• **Task to carry out**:
Return the number of lines below that contain "JSON"; nothing else belongs in the reply.

Records from a data source
============================================================

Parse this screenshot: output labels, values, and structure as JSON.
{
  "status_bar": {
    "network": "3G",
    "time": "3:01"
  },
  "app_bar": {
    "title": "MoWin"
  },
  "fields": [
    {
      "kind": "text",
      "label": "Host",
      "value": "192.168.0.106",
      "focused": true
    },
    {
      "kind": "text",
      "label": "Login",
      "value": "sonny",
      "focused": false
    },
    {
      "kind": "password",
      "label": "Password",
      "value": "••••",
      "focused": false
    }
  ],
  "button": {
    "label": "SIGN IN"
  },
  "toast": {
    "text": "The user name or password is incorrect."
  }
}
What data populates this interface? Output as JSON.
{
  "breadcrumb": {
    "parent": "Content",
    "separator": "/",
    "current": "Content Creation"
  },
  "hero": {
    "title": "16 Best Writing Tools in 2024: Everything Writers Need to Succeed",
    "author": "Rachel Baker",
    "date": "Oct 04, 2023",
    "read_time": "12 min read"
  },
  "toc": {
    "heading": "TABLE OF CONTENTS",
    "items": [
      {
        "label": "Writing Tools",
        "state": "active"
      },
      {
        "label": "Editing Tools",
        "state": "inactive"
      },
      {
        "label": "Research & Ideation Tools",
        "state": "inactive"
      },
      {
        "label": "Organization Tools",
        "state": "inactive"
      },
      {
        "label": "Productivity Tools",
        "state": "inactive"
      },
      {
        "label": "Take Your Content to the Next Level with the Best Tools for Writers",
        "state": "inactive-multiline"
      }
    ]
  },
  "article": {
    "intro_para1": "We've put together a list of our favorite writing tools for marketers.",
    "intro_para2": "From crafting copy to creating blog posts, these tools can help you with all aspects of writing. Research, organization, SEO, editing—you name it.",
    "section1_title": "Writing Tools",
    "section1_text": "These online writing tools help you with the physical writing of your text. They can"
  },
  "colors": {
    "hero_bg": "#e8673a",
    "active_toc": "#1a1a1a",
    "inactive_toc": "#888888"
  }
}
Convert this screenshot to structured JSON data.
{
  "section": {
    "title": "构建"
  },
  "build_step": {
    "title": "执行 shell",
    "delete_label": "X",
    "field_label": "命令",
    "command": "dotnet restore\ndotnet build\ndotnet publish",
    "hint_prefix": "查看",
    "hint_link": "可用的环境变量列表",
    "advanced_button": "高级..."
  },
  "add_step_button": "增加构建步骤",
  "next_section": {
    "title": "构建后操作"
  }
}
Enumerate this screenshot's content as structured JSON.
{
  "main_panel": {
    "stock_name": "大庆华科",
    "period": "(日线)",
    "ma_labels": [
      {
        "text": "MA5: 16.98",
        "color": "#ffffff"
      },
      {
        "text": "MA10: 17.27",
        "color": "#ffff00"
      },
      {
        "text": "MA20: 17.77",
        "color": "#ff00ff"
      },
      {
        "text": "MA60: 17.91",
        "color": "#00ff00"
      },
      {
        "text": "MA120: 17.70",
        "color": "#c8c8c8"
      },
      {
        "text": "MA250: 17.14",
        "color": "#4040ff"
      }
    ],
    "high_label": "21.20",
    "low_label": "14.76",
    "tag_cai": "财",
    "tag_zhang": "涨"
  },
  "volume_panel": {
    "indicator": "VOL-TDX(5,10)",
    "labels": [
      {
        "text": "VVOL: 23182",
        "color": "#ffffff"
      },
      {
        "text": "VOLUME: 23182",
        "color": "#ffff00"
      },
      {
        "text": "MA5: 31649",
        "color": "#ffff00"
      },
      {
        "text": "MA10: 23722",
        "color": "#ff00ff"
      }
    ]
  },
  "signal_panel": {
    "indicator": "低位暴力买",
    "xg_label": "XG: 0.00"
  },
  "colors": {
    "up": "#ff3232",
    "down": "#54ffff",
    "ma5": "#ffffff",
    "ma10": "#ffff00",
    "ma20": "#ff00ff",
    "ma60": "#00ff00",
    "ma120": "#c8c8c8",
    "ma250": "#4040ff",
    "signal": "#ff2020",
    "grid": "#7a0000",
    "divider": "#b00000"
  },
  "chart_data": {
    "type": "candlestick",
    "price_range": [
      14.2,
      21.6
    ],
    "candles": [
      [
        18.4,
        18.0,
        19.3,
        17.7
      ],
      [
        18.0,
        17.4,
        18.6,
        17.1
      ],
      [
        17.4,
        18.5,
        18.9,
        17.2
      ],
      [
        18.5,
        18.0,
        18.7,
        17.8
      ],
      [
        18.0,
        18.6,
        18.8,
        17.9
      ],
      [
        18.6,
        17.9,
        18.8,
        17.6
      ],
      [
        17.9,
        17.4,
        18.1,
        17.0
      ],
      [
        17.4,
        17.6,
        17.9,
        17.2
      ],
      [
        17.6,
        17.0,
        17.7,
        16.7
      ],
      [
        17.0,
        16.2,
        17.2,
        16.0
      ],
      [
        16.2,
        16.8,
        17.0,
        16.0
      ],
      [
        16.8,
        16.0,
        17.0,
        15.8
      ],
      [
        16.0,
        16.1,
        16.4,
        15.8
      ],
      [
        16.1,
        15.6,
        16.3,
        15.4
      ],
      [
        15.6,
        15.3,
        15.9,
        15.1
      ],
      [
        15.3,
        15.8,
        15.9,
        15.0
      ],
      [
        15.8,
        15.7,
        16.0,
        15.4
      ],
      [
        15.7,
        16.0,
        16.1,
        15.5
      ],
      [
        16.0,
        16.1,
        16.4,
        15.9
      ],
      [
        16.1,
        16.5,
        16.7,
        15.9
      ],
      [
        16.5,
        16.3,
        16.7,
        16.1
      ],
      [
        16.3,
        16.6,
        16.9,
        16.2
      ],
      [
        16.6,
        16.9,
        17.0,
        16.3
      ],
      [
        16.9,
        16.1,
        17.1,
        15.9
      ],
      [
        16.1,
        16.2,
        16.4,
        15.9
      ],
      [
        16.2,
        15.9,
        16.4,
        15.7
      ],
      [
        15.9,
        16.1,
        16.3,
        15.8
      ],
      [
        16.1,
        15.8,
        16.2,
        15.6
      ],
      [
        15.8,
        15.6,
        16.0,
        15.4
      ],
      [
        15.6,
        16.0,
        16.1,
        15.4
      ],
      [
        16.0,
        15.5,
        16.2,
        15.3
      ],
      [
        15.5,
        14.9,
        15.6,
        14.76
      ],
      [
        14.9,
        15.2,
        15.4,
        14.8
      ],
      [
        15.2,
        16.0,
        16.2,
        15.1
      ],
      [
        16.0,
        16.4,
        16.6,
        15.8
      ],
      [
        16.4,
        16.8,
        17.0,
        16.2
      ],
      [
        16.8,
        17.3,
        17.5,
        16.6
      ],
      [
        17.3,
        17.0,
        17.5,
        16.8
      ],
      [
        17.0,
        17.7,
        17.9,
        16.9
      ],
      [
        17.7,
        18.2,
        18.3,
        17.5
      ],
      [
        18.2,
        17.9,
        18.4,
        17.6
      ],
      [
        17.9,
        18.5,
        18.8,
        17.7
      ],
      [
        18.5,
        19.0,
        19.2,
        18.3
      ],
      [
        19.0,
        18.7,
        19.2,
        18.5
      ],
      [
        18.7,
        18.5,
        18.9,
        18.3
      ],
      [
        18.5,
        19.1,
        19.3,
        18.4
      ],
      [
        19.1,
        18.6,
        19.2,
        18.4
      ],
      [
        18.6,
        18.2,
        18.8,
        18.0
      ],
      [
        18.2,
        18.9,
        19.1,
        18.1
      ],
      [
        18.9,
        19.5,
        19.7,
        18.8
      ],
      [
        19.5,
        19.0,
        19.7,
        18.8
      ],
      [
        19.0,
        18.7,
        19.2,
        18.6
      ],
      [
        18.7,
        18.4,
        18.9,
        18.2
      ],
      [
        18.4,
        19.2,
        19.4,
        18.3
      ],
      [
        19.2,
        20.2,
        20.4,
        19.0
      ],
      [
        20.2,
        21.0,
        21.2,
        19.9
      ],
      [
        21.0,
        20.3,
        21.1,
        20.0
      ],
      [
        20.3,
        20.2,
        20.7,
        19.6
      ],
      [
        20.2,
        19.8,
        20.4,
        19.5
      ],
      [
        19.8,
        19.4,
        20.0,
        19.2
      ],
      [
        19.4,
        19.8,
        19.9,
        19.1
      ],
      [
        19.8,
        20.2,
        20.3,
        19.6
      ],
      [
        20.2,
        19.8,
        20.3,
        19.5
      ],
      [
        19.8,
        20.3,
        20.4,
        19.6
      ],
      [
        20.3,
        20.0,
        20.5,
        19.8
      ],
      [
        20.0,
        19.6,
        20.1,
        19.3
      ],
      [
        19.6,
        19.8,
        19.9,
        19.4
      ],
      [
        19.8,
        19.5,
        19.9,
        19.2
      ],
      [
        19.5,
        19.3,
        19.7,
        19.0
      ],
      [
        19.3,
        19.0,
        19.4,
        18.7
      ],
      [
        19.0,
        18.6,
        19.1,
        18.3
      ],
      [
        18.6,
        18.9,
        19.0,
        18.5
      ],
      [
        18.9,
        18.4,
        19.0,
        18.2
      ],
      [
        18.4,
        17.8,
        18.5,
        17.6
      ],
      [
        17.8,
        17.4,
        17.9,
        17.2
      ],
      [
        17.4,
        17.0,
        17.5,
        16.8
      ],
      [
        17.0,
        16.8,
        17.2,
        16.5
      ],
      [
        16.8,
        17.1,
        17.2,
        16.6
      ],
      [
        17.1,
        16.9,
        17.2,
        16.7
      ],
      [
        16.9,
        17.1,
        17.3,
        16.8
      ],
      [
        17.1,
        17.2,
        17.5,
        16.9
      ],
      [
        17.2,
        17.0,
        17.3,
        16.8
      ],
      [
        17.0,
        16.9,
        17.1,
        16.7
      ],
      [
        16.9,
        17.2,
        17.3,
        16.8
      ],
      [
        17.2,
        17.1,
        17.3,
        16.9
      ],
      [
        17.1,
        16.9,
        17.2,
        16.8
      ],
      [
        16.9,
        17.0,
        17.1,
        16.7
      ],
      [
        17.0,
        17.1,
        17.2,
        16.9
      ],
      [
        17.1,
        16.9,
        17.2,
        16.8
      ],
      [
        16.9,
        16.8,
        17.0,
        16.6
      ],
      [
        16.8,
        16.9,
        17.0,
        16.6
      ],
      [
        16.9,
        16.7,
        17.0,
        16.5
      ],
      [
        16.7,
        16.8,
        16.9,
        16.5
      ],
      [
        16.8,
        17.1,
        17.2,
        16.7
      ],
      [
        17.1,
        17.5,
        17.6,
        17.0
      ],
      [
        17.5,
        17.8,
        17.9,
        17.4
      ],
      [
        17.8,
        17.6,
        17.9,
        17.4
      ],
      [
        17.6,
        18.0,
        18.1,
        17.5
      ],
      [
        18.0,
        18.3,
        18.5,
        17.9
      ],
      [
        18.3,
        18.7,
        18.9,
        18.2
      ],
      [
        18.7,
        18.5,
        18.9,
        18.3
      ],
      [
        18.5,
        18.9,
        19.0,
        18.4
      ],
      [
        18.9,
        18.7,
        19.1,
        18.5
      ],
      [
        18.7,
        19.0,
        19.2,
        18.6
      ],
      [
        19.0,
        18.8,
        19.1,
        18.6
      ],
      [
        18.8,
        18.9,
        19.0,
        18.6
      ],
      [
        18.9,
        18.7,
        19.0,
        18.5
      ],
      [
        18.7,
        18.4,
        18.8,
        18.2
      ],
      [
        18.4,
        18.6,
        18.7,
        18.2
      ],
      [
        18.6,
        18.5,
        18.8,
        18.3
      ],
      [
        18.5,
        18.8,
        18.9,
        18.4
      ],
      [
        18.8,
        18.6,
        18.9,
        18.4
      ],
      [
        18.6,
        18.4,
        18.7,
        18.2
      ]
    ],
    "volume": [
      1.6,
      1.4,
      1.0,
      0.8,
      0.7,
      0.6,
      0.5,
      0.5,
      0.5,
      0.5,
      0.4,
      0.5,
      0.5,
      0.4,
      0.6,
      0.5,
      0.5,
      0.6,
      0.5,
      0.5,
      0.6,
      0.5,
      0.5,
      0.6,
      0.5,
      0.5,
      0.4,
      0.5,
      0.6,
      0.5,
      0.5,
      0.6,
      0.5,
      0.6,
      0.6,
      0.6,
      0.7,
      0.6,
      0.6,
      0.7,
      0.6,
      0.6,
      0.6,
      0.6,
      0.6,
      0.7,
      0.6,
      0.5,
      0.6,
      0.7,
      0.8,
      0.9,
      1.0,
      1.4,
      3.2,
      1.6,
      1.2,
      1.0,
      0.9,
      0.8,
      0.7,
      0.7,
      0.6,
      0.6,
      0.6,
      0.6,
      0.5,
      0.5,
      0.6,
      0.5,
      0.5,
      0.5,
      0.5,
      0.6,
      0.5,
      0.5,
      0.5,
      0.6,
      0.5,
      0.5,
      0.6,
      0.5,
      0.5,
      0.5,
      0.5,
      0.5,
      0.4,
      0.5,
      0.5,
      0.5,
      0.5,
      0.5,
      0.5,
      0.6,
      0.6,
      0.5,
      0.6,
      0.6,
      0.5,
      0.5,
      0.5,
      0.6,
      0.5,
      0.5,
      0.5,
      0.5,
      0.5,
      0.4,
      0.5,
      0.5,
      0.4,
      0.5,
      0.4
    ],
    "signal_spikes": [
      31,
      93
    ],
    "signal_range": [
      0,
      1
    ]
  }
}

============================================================

• **Solution to the problem**:
4